I go to bed a happy woman, tipsy on theatre, tequila and hugs. Good night.

Be kind. Wear a mask. Support local.

“Physical distancing remains one of the key strategies to curb this pandemic.”

— NICD

Operation Oysterhood: 15 October

OYSTERHOOD is reclusiveness or solitude, or an overwhelming desire to stay at home.

— @HaggardHawks

Academic, publisher, writer, Ampie Coetzee, passed away earlier today at the age of eighty-one. He was one of André’s dear friends and I spent many enlightening and entertaining hours in his company. I loved the way he always spoke his mind and did not take any nonsense from anybody. Another great of Afrikaans letters is no longer among us. His insights, words, generosity of spirit will remain in many people’s memories. But it is a small consolation when the heart is sore with yet another loss. This year has taken so much. I think of Ampie’s loved ones and tears roll down my cheeks … Rus in vrede, Ampie!

One of Ampie’s literary ventures was the legendary, courageous publishing house, Taurus. Together with John Miles and Ernst Lindenberg, the first book Ampie published under the imprint was Oomblik in die wind (1975, An Instant in the Wind). And they knew that the censor would be watching … The rest is history, as they say.

What I am attempting with Karavan Press is nowhere near as brave or challenging, but I travel in these footsteps, inspired by people like Ampie, André and the friends with whom they went ‘stealing literary horses’.

Strangely fittingly, together with designer/typesetter, Monique Cleghorn, and author, Joanne Hichens, I visited our printer today to discuss book proofs and the finishing touches of covers. Returning home, I held the new book proofs with the already published Karavan Press books in my hands and knew that I was holding dreams transformed into reality. I still don’t know whether Karavan Press has a long-term future. Understandably, book buying is not on many people’s minds right now. But I refuse to give up and will forge ahead and continue dreaming as long as I possibly can.

I was also at Clarke’s Bookshop today to pick up a review copy of a very special book and I ordered a poetry book from them, which I had hoped would have arrived by now, but is still on its way. I also delivered the proofs of another book to the author, who wrote to me afterwards: ‘I am delighted with my book.’ It will be ready for distribution in early November. I am making the official announcement tomorrow. Karavan Press’s first poetry title. First of many – the next one is already in the making. I am thrilled!
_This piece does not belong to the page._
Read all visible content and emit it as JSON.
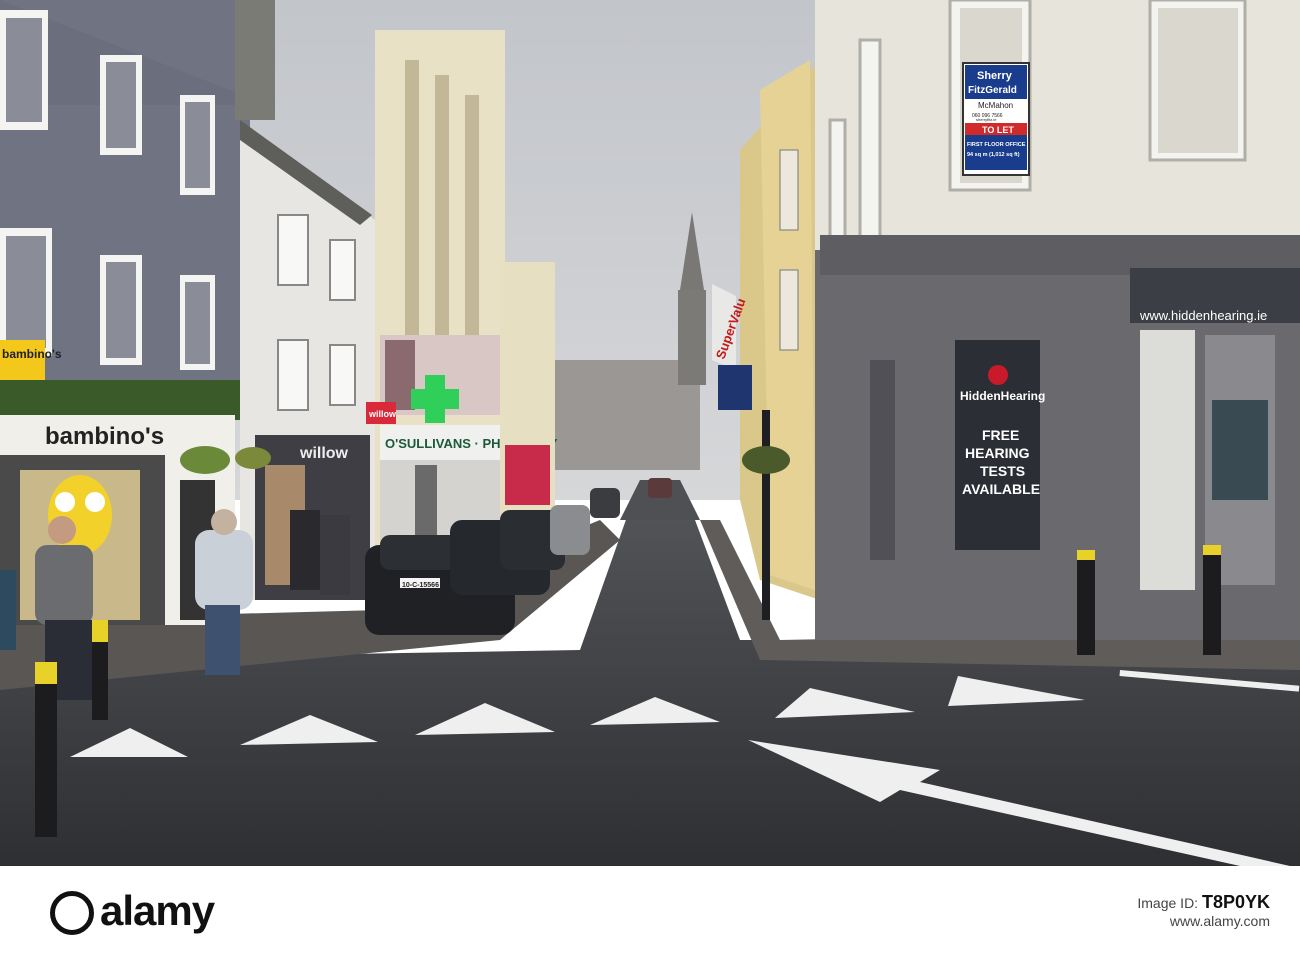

I continue dreaming. And cherishing the people who paved the way before me.

‘Ancient paths. New literary journeys …’

Be kind. Wear a mask. Support local.

“Physical distancing remains one of the key strategies to curb this pandemic.”

— NICD